I found out later that the UK is only doing this to people who hold dual citizenship, which is also fine, but that leaves the problem of what to do with people who only have UK citizenship (or single citizenship of any country). I believe that terrorists should be denied re-entry to their country of origin and should be returned to Iraq or Syria to be tried and sentenced for the crimes they committed there. Why should they get to avoid what could and should be a harsher sentence by being tried under the laws of a Western country?

Extraterritoriality and Justice

Another commenter in the MPV group disagreed and said ISIS members shouldn’t be left in Syria or Iraq because of the lower quality of the justice systems there, which seems absurd to me. In a way, it reminds me of when the Taliban refused to turn Osama bin Laden over to the US for trial and insisted that he be given a trial in a neutral third-party country instead. The same MPV commenter also expressed concern about Western countries “dumping” ISIS members on Syria and Iraq, though I don’t think Iraqis and Syrians see it that way. Perhaps I’m just projecting, but I believe they’d be happier having the ISIS fighters remain there so they can seek justice.

The idea that someone shouldn’t be subject to the laws and judicial system of a country where they’ve committed crimes is a colonialist mindset. It’s a status called “extraterritoriality”. It was weaponized and used against the Ottoman Empire in the 1800s to undermine the government’s sovereignty. Plus, it’s just common sense that you would face charges in the country where you committed a crime. It’s also an accepted international practice. If you commit a crime in a country and manage to flee, the government of the country where the crime took place requests that you be extradited for trial.

The quality of the judicial system where the crimes took place or how the penalties stack up compared to what’s common in Western countries shouldn’t matter. These terrorist jackasses traveled to the Middle East and tried to build a terrorist state on the burning remains of Iraq and Syria. They committed murder, rape, ethnic cleansing, theft, destruction of cultural heritage, and who knows how many other crimes against both individuals, groups, and the countries themselves. Why would they not be made to face justice in those countries for crimes committed both in and against those countries?

Let them hang

Why would we not want to allow victims to get justice? These days, the only people with a form of extraterritoriality are diplomats, who have diplomatic immunity from lawsuits and prosecution unless that immunity is waived by the diplomat’s home country. Michael Fay got caned in Singapore for theft and vandalism in 1994. He didn’t get a pass.

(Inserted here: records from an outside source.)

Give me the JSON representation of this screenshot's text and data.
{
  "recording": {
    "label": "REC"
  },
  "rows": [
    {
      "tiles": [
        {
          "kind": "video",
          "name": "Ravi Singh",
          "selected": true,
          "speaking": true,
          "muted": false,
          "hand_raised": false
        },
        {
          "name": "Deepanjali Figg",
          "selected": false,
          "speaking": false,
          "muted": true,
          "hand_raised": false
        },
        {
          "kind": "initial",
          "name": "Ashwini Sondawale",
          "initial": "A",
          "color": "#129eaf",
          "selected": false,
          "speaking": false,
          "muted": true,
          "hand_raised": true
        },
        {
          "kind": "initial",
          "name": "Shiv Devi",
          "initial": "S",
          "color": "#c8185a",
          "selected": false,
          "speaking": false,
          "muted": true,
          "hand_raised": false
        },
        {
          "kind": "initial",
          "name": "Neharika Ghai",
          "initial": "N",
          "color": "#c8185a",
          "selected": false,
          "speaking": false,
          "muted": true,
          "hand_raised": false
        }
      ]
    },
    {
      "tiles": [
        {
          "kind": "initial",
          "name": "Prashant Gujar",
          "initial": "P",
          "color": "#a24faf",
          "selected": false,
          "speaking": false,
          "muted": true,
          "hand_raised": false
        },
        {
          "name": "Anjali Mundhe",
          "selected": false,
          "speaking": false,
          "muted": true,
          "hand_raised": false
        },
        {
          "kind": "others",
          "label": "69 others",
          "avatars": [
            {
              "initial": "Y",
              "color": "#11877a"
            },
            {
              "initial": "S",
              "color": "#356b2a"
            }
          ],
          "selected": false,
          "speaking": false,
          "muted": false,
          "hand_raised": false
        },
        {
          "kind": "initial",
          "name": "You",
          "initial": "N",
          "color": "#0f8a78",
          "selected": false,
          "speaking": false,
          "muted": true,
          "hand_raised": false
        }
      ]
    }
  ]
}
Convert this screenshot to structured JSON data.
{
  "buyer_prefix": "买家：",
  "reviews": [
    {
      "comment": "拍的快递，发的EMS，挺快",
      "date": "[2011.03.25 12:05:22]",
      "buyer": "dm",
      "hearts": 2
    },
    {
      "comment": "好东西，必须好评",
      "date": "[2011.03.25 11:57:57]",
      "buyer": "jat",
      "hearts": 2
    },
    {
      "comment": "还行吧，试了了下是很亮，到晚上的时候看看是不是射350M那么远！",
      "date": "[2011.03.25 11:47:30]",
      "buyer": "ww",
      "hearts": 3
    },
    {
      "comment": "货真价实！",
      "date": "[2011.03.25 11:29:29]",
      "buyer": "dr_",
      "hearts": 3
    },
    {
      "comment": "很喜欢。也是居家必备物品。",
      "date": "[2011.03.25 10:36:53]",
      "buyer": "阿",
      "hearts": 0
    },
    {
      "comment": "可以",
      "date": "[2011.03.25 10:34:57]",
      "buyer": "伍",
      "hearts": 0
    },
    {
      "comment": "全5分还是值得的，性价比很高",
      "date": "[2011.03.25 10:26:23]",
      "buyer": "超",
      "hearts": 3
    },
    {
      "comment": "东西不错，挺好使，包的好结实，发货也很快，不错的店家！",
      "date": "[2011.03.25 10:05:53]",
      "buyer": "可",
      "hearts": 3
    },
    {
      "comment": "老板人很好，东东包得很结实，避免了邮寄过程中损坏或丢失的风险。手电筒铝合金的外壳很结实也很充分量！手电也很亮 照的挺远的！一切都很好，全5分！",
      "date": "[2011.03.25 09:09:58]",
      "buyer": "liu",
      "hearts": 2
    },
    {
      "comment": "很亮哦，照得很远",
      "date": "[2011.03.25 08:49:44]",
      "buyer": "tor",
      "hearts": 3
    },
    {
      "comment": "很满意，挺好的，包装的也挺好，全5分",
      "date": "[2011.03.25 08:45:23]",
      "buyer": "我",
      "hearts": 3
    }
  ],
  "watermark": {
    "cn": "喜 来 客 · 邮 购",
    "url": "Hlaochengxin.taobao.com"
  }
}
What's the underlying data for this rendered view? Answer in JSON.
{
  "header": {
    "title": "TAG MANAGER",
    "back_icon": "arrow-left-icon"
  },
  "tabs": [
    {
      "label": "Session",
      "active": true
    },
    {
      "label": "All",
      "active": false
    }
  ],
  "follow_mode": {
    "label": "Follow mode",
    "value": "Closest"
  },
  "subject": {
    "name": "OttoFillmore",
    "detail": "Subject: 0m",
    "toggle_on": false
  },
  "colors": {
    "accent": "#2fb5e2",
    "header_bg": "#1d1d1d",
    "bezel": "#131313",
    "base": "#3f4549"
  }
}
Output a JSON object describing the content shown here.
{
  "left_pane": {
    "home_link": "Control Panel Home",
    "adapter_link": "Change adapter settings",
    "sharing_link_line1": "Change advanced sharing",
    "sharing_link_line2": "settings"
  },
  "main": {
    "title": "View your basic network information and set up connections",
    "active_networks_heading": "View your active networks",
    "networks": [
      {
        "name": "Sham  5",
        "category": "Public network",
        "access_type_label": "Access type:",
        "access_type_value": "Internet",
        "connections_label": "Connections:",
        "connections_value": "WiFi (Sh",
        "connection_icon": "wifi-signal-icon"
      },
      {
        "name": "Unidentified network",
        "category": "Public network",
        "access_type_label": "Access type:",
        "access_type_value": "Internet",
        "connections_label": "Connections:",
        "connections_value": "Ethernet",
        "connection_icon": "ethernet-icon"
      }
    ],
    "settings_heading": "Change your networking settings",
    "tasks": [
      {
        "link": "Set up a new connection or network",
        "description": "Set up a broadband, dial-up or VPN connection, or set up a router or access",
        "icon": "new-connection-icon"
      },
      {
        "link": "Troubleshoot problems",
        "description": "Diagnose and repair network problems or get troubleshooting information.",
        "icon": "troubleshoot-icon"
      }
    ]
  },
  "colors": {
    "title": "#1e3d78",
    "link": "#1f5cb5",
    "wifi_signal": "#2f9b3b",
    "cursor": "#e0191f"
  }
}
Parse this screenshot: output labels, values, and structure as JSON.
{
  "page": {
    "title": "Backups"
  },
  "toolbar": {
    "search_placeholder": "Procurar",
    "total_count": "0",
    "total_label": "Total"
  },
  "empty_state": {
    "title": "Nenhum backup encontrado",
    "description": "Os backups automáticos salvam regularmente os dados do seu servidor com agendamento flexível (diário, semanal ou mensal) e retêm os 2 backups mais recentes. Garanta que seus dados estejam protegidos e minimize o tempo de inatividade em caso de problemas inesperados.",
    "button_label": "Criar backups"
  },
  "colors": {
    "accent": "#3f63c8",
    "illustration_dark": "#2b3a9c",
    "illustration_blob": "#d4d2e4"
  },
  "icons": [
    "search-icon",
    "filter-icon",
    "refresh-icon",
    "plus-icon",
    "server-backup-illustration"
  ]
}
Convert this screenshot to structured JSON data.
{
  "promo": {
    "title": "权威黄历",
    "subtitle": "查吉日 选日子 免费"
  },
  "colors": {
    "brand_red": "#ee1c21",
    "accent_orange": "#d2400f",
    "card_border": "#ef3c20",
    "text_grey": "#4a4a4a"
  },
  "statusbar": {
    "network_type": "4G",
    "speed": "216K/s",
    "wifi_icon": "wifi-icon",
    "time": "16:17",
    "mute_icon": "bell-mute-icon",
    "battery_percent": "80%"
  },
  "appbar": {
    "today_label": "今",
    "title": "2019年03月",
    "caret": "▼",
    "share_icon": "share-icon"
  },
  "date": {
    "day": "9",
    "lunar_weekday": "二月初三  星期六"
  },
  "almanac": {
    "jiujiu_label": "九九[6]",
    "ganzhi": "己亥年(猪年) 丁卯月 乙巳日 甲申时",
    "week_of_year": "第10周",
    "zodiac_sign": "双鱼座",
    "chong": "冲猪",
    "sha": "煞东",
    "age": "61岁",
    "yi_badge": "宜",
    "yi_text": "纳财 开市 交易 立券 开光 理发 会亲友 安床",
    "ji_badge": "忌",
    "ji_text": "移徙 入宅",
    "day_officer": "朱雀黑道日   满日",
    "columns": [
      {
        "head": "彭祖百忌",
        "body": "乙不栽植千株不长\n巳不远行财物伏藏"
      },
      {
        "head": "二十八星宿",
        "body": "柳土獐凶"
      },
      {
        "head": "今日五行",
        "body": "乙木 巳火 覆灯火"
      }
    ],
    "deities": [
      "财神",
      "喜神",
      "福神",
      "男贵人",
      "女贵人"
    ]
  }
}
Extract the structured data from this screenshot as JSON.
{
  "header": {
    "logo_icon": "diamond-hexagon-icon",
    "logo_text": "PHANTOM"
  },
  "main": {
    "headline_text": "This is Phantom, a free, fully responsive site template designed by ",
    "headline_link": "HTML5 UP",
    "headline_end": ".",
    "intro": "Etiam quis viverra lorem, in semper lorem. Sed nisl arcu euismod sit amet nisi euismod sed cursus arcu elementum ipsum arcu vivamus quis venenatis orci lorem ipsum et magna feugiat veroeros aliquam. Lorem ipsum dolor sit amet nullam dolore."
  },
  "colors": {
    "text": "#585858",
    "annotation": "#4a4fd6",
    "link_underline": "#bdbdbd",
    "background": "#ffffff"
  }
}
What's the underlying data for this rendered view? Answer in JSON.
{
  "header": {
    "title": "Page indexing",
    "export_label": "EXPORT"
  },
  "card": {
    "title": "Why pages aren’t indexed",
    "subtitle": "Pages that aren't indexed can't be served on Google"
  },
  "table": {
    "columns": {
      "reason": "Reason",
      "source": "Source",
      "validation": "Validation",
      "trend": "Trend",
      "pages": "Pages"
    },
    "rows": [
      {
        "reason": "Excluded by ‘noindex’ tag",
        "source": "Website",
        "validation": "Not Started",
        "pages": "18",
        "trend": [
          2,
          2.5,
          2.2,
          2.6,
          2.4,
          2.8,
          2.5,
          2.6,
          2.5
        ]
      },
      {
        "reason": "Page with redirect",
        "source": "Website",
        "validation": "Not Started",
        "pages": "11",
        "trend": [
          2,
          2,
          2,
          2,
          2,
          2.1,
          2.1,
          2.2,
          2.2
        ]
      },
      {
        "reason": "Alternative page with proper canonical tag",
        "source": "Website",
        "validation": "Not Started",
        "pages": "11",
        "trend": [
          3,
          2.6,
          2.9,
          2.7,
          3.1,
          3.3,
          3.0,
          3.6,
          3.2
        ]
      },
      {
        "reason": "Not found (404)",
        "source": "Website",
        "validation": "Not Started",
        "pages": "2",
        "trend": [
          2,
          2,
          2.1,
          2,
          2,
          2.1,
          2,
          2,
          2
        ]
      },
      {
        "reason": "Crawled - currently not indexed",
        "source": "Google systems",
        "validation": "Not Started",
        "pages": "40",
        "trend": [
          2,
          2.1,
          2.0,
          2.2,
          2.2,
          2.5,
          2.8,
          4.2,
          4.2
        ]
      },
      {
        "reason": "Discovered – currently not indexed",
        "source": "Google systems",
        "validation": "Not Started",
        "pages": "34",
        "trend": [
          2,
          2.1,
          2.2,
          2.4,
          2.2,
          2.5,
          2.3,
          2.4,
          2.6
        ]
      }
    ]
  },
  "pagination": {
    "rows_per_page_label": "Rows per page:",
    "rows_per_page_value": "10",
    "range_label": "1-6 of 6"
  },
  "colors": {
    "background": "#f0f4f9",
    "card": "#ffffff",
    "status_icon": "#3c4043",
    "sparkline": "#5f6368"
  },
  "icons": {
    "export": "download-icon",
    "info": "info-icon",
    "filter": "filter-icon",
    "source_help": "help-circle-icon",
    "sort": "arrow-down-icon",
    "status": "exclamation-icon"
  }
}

Why should terrorists? If they get hanged, they get hanged. If they’re beaten to death by a mob that drags them out of the jail, well, that’s not a great way to die, but for an ISIS member? I don’t really have any pity.